On this question the opinion of my colleague, Judge VanArtsdalen, in
Compro-Frink Co. v. Valk Manufacturing Co., 595 F. Supp. 302 (E.D.Pa.
1982) is instructive. In that case Judge VanArtsdalen held that
plaintiffs' patents were valid and enforceable but that the products
manufactured by defendant did not infringe the patents. Judge
VanArtsdalen then asked the question, "realistically, who is the
prevailing party." He observed that each party gained something by the
action, while at the same time being unsuccessful in establishing any
wrongdoing on the part of the other. Defendant was entitled to continue
to manufacture the accused products and plaintiff obtained a judicial
declaration of patent validity; neither was able to establish that the
other was liable for damages. Accordingly he concluded that either there
was no prevailing party or regardless of who was the prevailing party
costs should not be imposed.
Judge VanArtsdalen also held, relying on ADM Corp. v. Speedmaster
Packaging Corp., 525 F.2d 662, 664-65 (3d Cir. 1975), that costs may
properly be denied to a prevailing party where the prevailing party has
unduly extended or complicated resolution of the issues. See also the
recent opinion of my colleague, Judge Katz, in City of Rome, Italy v.
Glanton, 1999 WL 61595 (E.D.Pa. Feb. 3, 1999).
Exercising the discretion conferred upon me by Rule 54, I will vacate
the Clerk's taxation and direct that each party is to bear its own
As in Judge VanArtsdalen's case, both Braun and Abbott won and lost.
Braun secured a declaration of validity of its patent but did not recover
damages. Abbott secured a declaration that its products do not infringe,
leaving Abbott free to make and sell them, but did not recover damages.
In the words of Judge VanArtsdalen: "In the context of this case, in
practical effect, there was no prevailing party and no losing party. The
litigation resulted in a tie."
Moreover, the principles that patent misuse is an unclean hands defense
not giving rise to an action for damages and that the Declaratory
Judgment Act confers no substantive rights are familiar and well
established ones and, with respect, it is surprising (at least to this
writer) that they were not recognized and applied in the Memorandum of
June 30, 1995. Given the Order of that date, Abbott was entitled to
pursue its misuse damages counterclaim but the opinion of the Federal
Circuit makes it clear that Braun should not have been compelled to
defend against it. In these circumstances it would not be just, in my
view, to require Braun to pay the costs taxed by the Clerk.
In sum, whether or not Abbott is a prevailing party, for the reasons

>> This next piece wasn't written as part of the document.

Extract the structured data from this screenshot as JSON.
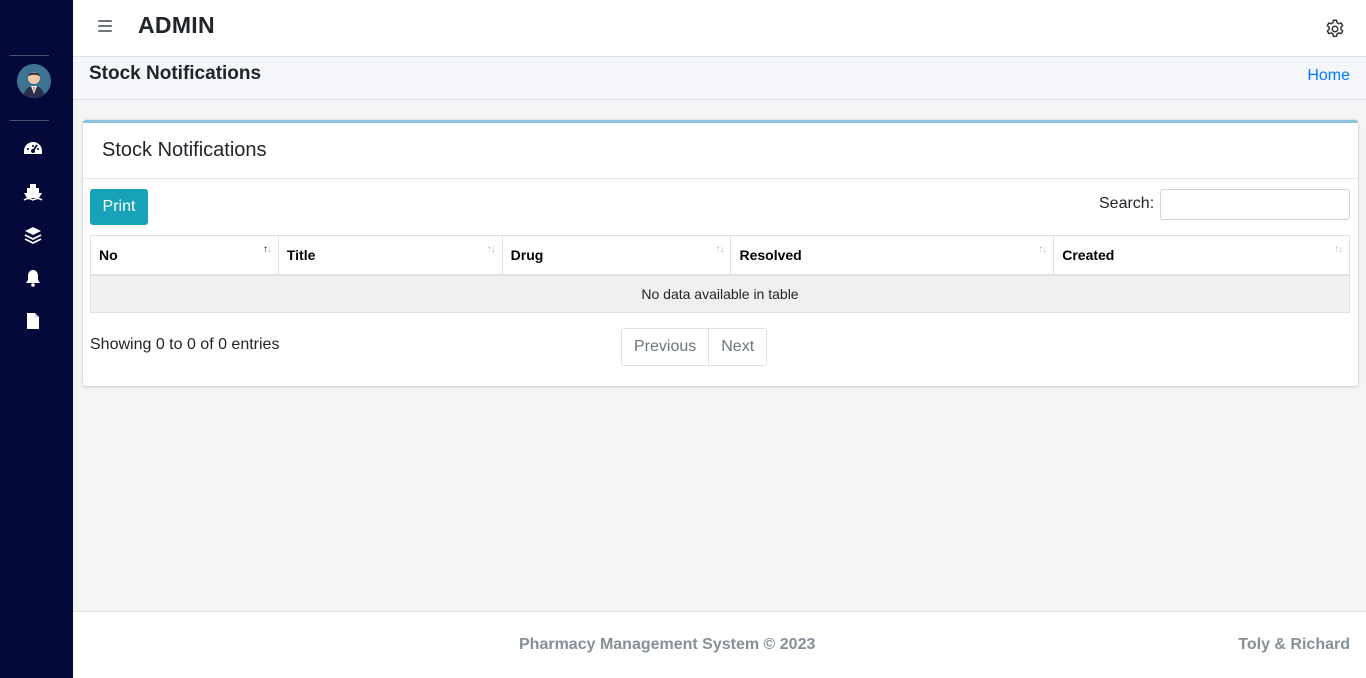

set out above, I exercise my discretion to deny it the requested costs.
Having so ruled, I need not address the remaining objections asserted
AND NOW, this day of March, 1999, the Clerk's taxation of costs is
VACATED. Each party shall bear its own costs.